Thursday 11:15 p.m.
NEW YORK CITY -- The strangest stuff gets me thinking.
I'll bet I walked two miles today. That's a lot of for an old fat man like me. I walked to the Sirius studio before sun up, then back to the hotel. I did take a cab over to the Myers Brothers luncheon because I was running late, but I walked back. Then I walked back to Sirius for "Tony Stewart Live," then down past the Waldorf-Astoria to a party (more about that in a minute).
On the way back from there, I walked about eight or 10 blocks and everywhere you looked there was trash. Not stuff strewn about, but stacks of bagged garbage waiting to be picked up.
On the street where my hotel is, the trucks were starting to make their pickups and I started wondering how many people spend pretty much every night of the week just collecting and removing trash and taking it off this island.
I told you it was strange.
I hate I missed the start of the Myers Brothers Awards program because I wasn't there in time to see Robert Yates get the Buddy Shuman Award. That award recognizes someone for long-time contributions to racing, and the folks who pick the winner each year have a knack for making outstanding selections.
Yates was a tremendous choice. The former engine-building genius who retired after the 2007 season as a car owner gave much of his heart, much of his life and much of his soul to the sport.
It was also great to see my friend, Don Miller, win the inaugural Home Depot Humanitarian Awards.
Miller started Stocks for Tots in 1989 and, with a lot of help from a lot of great people, more than $400,000 and 40,000 toys have been raised on behalf of the Stop Child Abuse Now network in the history of the event held each December in Mooresville.
How does Miller get dozens of NASCAR drivers, crew chiefs, officials and other people connected to the sport to give up a night each year to sign autographs for fans and help assemble huge amounts of memorabilia to be auctioned to raise money? He asks, and people respect him enough to say yes.
The award came with a $100,000 check, which will go a long way toward helping a cause Miller feels passionately about.
By the way, Stocks for Tots this year is set for Dec. 11.
Betty Jane France graciously accepted the Myers Brothers Award that was given to her late husband, Bill France Jr., and that got me thinking, too. This has to be hard week for the France family. Having the awards ceremony in New York City was Bill Jr.'s big idea, and he loved having it here. He thought it gave the sport the kind of recognition it deserved.
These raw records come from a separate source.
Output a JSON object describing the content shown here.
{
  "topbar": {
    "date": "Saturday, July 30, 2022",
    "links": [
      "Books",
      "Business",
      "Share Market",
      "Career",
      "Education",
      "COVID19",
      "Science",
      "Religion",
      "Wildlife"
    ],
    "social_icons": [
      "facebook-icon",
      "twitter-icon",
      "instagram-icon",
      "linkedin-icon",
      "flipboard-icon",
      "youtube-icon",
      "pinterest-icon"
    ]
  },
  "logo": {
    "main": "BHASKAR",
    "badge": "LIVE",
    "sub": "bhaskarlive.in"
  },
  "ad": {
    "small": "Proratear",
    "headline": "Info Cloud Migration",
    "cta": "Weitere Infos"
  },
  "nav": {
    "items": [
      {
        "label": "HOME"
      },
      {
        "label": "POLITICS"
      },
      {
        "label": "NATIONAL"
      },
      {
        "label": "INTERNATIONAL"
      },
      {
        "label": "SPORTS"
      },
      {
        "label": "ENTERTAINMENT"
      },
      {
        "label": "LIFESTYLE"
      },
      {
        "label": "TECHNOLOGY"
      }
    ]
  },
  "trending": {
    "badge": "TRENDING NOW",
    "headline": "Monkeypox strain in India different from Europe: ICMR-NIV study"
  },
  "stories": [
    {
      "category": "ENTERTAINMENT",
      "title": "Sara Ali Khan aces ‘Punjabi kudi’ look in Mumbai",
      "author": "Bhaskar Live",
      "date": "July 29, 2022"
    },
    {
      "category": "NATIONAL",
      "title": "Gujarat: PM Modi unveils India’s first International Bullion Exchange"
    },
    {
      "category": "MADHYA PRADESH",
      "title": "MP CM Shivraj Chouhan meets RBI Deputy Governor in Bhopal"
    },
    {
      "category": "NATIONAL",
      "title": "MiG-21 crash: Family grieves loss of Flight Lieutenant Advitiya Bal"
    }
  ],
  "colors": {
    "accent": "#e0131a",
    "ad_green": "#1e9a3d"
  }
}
I saw Lesa France Kennedy for a minute at the luncheon but didn't get to speak to her. It's the first time I've seen her since her husband, Bruce, was killed in a plane crash this summer. I know she misses him every day, but being here as the holiday season begins must be very difficult, too.
I understand NASCAR has asked the drivers who'll be speaking at the awards ceremony tonight to address any condolences they make to the France family, rather than having 10 drivers specifically mention Bill Jr. and Bruce so the family has to sit through that all night. I think that's smart. There will be a tribute to the folks the sport lost this year built into the program, I hear.
After the "Stewie Awards" show at Sirius, I walked to a club that Dale Earnhardt Inc. rented for a reception for the media. I finally found the place after walking down the wrong street for several blocks and walked over to get a soda.
While I was waiting on it, I saw Karen Bruce, the wife of NASCAR Scene writer Kenny Bruce, sitting down. So when I got my soda, I walked toward her. She was talking to someone who had her back to me, so I tried to lean in and shake Karen's hand and sort of brushed past the person sitting with her.
OK, so after apologizing for that and feeling like an idiot for about 15 minutes, I worked my way back through the crowd to speak to Teresa again. She couldn't have been more gracious. The entire evening was "off the record," and that was fine. I asked her about her daughter, Taylor, whom I haven't seen for several years. Taylor and my stepdaughter, Emily, are about the same age. It's the kind of thing that happens during banquet week in New York that makes it worth coming up here.
I left to come back. Most people who came by the DEI party had another stop to make. Sprint hosts a big, BIG party late Thursday night each year at a club called the Marquis, and it's rapidly becoming quite legendary. It usually doesn't really get started until around 11 p.m., but I've got a radio show in the morning at 7.
Speaking of which, good night.
Friday, November 30, 2007
Thursday 11:15 p.m.